──────── Material to process ────────

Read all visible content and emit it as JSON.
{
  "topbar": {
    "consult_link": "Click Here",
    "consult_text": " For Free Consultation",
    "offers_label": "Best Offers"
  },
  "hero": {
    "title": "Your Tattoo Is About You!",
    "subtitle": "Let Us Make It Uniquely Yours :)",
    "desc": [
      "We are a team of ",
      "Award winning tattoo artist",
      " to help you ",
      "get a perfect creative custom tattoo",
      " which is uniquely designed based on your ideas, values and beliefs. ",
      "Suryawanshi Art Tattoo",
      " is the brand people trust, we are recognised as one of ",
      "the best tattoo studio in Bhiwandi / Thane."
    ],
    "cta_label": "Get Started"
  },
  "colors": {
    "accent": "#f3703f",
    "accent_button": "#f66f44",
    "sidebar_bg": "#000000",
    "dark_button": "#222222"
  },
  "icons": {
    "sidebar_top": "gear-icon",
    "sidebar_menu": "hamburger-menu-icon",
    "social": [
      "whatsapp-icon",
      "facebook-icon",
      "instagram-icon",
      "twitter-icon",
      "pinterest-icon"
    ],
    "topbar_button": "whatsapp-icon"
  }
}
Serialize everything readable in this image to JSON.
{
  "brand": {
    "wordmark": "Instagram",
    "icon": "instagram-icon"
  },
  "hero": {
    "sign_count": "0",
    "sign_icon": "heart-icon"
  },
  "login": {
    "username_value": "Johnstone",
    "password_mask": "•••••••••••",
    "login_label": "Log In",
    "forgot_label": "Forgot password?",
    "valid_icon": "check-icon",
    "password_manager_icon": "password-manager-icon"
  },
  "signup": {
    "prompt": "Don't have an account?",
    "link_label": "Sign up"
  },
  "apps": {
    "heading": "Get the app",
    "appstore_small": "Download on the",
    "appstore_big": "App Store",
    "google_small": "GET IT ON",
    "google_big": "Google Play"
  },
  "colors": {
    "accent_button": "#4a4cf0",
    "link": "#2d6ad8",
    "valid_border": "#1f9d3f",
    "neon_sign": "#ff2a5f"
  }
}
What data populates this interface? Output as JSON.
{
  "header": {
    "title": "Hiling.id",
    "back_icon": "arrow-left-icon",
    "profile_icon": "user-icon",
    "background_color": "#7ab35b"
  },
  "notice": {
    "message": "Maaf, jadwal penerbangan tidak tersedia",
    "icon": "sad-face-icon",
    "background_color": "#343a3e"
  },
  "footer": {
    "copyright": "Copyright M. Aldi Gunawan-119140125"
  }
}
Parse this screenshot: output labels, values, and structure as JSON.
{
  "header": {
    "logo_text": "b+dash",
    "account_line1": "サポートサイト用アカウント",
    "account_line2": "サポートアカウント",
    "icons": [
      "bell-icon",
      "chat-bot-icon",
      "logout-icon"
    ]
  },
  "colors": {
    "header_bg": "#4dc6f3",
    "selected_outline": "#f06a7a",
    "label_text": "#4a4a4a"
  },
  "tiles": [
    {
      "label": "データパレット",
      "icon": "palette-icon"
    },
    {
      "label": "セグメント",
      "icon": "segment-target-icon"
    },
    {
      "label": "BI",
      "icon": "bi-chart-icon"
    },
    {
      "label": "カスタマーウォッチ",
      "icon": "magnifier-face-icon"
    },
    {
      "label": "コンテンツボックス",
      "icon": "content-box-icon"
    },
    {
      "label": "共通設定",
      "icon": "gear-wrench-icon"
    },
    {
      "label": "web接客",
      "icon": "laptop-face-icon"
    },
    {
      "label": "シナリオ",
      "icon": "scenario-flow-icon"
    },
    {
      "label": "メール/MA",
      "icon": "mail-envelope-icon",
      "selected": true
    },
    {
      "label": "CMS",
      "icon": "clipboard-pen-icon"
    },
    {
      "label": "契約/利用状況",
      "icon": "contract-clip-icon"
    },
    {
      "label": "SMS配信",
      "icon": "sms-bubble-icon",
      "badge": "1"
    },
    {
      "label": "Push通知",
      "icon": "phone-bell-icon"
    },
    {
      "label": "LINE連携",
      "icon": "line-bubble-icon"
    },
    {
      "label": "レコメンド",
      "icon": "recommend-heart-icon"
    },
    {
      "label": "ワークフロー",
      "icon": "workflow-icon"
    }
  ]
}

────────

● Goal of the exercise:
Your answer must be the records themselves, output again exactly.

● Finished task:
Read all visible content and emit it as JSON.
{
  "topbar": {
    "consult_link": "Click Here",
    "consult_text": " For Free Consultation",
    "offers_label": "Best Offers"
  },
  "hero": {
    "title": "Your Tattoo Is About You!",
    "subtitle": "Let Us Make It Uniquely Yours :)",
    "desc": [
      "We are a team of ",
      "Award winning tattoo artist",
      " to help you ",
      "get a perfect creative custom tattoo",
      " which is uniquely designed based on your ideas, values and beliefs. ",
      "Suryawanshi Art Tattoo",
      " is the brand people trust, we are recognised as one of ",
      "the best tattoo studio in Bhiwandi / Thane."
    ],
    "cta_label": "Get Started"
  },
  "colors": {
    "accent": "#f3703f",
    "accent_button": "#f66f44",
    "sidebar_bg": "#000000",
    "dark_button": "#222222"
  },
  "icons": {
    "sidebar_top": "gear-icon",
    "sidebar_menu": "hamburger-menu-icon",
    "social": [
      "whatsapp-icon",
      "facebook-icon",
      "instagram-icon",
      "twitter-icon",
      "pinterest-icon"
    ],
    "topbar_button": "whatsapp-icon"
  }
}
Serialize everything readable in this image to JSON.
{
  "brand": {
    "wordmark": "Instagram",
    "icon": "instagram-icon"
  },
  "hero": {
    "sign_count": "0",
    "sign_icon": "heart-icon"
  },
  "login": {
    "username_value": "Johnstone",
    "password_mask": "•••••••••••",
    "login_label": "Log In",
    "forgot_label": "Forgot password?",
    "valid_icon": "check-icon",
    "password_manager_icon": "password-manager-icon"
  },
  "signup": {
    "prompt": "Don't have an account?",
    "link_label": "Sign up"
  },
  "apps": {
    "heading": "Get the app",
    "appstore_small": "Download on the",
    "appstore_big": "App Store",
    "google_small": "GET IT ON",
    "google_big": "Google Play"
  },
  "colors": {
    "accent_button": "#4a4cf0",
    "link": "#2d6ad8",
    "valid_border": "#1f9d3f",
    "neon_sign": "#ff2a5f"
  }
}
What data populates this interface? Output as JSON.
{
  "header": {
    "title": "Hiling.id",
    "back_icon": "arrow-left-icon",
    "profile_icon": "user-icon",
    "background_color": "#7ab35b"
  },
  "notice": {
    "message": "Maaf, jadwal penerbangan tidak tersedia",
    "icon": "sad-face-icon",
    "background_color": "#343a3e"
  },
  "footer": {
    "copyright": "Copyright M. Aldi Gunawan-119140125"
  }
}
Parse this screenshot: output labels, values, and structure as JSON.
{
  "header": {
    "logo_text": "b+dash",
    "account_line1": "サポートサイト用アカウント",
    "account_line2": "サポートアカウント",
    "icons": [
      "bell-icon",
      "chat-bot-icon",
      "logout-icon"
    ]
  },
  "colors": {
    "header_bg": "#4dc6f3",
    "selected_outline": "#f06a7a",
    "label_text": "#4a4a4a"
  },
  "tiles": [
    {
      "label": "データパレット",
      "icon": "palette-icon"
    },
    {
      "label": "セグメント",
      "icon": "segment-target-icon"
    },
    {
      "label": "BI",
      "icon": "bi-chart-icon"
    },
    {
      "label": "カスタマーウォッチ",
      "icon": "magnifier-face-icon"
    },
    {
      "label": "コンテンツボックス",
      "icon": "content-box-icon"
    },
    {
      "label": "共通設定",
      "icon": "gear-wrench-icon"
    },
    {
      "label": "web接客",
      "icon": "laptop-face-icon"
    },
    {
      "label": "シナリオ",
      "icon": "scenario-flow-icon"
    },
    {
      "label": "メール/MA",
      "icon": "mail-envelope-icon",
      "selected": true
    },
    {
      "label": "CMS",
      "icon": "clipboard-pen-icon"
    },
    {
      "label": "契約/利用状況",
      "icon": "contract-clip-icon"
    },
    {
      "label": "SMS配信",
      "icon": "sms-bubble-icon",
      "badge": "1"
    },
    {
      "label": "Push通知",
      "icon": "phone-bell-icon"
    },
    {
      "label": "LINE連携",
      "icon": "line-bubble-icon"
    },
    {
      "label": "レコメンド",
      "icon": "recommend-heart-icon"
    },
    {
      "label": "ワークフロー",
      "icon": "workflow-icon"
    }
  ]
}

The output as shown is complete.